◆ What the task requires:
In these records, how many lines contain "this"? Please reply with the number only.

◆ Data shown:

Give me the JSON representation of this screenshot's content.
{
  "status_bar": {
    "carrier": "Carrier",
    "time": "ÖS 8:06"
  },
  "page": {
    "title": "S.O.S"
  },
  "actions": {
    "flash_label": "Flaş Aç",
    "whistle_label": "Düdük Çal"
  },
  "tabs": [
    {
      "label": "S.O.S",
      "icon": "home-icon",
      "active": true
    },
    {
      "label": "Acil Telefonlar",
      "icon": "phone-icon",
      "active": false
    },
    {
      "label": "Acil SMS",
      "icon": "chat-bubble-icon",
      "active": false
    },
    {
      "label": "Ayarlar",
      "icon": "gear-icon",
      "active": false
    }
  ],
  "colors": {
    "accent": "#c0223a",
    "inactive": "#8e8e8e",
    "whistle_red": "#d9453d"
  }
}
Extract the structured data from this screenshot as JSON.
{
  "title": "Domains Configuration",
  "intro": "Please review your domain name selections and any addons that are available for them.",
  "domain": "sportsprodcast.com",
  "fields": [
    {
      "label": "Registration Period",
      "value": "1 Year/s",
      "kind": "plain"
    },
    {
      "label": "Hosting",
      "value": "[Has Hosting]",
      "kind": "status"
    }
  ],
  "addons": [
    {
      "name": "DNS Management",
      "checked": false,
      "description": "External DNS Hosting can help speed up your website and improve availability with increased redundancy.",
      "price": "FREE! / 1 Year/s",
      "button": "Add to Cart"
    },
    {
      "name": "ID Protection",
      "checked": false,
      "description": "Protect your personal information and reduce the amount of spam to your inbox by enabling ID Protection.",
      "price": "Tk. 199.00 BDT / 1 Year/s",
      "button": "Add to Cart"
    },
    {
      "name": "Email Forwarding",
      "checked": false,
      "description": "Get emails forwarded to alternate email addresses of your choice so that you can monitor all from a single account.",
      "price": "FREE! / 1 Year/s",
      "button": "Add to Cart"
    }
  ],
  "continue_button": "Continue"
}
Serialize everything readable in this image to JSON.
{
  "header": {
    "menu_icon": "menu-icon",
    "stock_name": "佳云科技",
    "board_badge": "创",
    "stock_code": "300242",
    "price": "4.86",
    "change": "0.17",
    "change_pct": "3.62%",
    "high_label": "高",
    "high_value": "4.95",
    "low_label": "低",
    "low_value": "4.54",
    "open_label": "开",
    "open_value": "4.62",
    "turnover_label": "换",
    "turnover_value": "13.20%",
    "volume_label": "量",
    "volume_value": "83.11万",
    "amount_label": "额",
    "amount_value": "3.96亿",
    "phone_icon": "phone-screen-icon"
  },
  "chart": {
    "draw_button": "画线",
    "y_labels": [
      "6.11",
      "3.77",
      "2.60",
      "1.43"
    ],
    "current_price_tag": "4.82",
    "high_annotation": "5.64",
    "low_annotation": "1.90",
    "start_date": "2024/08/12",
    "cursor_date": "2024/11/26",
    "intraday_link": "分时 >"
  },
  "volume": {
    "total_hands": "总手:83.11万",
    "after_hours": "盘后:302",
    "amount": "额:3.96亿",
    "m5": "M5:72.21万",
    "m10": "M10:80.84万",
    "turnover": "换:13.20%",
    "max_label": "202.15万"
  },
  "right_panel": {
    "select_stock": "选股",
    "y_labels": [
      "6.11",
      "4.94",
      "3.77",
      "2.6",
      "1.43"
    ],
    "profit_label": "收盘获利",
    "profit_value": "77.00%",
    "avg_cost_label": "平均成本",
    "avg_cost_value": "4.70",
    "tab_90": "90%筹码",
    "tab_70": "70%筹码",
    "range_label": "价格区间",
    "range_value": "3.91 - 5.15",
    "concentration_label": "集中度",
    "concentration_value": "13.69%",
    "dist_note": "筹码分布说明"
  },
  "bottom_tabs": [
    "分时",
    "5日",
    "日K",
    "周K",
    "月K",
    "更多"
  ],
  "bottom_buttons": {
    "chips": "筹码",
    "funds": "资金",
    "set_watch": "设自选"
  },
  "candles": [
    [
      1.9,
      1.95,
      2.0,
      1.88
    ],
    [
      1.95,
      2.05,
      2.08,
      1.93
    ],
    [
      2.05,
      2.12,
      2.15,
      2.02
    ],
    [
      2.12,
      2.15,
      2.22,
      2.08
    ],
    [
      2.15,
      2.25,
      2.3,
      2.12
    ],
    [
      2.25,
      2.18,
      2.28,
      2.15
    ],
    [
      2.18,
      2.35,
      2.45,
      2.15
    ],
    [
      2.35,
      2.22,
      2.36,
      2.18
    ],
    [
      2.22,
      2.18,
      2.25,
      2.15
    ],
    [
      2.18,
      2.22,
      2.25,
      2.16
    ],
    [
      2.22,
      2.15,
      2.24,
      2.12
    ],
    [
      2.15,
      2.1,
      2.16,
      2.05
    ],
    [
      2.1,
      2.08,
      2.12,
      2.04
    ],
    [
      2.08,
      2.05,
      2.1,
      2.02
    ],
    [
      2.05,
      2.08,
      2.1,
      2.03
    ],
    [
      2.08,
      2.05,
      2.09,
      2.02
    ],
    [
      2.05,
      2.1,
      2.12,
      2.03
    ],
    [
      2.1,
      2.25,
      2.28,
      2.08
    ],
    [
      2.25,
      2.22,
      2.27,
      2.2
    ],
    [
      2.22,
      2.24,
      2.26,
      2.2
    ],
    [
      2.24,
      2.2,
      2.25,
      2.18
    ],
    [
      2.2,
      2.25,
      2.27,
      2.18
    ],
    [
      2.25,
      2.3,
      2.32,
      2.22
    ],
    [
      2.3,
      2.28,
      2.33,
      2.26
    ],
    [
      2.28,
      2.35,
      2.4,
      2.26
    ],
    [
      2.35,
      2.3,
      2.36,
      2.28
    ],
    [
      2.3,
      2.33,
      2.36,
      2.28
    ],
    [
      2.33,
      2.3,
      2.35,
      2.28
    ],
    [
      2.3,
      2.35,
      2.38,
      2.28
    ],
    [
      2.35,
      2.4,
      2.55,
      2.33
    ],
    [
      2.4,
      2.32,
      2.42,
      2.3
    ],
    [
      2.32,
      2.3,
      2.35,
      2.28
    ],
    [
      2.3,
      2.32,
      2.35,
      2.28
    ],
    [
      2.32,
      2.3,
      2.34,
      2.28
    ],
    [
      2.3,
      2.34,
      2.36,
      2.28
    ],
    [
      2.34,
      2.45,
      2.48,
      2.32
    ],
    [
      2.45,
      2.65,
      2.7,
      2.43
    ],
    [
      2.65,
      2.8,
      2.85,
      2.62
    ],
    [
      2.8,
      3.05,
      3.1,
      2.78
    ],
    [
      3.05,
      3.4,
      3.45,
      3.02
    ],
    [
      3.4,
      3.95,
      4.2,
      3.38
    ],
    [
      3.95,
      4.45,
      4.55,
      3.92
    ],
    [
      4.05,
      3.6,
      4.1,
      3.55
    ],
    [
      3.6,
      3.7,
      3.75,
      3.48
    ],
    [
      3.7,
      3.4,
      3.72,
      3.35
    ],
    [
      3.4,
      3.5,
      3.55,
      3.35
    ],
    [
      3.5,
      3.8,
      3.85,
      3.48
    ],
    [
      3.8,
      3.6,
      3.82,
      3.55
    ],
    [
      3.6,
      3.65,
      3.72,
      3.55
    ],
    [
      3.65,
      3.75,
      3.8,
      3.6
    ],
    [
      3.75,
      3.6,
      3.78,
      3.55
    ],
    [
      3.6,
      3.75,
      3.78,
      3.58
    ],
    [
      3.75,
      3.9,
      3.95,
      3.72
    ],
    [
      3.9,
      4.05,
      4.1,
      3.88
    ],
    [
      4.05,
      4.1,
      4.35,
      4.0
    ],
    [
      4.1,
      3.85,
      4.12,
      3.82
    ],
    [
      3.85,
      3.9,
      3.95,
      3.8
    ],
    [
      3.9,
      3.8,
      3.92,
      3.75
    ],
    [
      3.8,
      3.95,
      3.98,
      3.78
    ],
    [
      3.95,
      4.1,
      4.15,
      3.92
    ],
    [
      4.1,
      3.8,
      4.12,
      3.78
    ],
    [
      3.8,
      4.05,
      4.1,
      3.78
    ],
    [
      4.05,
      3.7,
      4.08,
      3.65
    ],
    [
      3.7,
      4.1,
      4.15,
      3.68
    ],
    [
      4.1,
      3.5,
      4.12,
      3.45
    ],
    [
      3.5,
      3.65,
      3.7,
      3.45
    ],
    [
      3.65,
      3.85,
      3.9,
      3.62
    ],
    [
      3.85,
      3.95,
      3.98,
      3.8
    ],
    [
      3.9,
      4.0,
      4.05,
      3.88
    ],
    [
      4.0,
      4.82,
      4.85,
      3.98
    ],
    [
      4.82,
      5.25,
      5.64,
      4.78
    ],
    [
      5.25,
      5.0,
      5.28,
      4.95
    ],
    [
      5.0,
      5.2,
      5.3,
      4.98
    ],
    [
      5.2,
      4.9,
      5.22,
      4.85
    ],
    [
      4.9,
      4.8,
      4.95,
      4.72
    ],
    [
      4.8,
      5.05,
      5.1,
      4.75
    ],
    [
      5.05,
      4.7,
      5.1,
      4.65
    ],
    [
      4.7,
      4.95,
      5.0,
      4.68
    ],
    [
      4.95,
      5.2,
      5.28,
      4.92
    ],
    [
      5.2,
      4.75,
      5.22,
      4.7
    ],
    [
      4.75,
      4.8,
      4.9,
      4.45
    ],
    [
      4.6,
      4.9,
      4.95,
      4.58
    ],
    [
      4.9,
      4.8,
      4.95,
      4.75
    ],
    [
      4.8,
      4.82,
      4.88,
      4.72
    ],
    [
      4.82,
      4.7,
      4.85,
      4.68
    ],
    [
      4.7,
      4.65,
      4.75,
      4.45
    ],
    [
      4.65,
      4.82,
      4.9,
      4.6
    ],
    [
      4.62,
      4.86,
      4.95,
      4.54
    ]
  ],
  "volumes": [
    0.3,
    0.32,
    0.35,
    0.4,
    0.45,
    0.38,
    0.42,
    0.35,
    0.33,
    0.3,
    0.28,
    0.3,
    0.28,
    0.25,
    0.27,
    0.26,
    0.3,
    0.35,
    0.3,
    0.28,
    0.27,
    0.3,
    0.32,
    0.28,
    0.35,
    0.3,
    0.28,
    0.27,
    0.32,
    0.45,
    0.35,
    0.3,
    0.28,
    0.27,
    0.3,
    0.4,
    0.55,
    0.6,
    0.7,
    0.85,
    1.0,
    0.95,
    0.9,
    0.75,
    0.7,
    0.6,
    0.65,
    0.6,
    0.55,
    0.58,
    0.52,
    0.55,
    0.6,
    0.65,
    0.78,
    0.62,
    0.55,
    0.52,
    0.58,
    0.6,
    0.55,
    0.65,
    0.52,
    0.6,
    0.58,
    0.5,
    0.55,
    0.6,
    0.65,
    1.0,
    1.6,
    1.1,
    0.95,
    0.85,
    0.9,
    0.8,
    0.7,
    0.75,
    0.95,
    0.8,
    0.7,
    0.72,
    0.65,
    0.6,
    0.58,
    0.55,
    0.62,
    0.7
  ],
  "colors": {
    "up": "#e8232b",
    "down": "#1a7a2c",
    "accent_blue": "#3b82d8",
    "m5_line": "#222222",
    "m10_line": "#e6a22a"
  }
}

◆ Written response:
3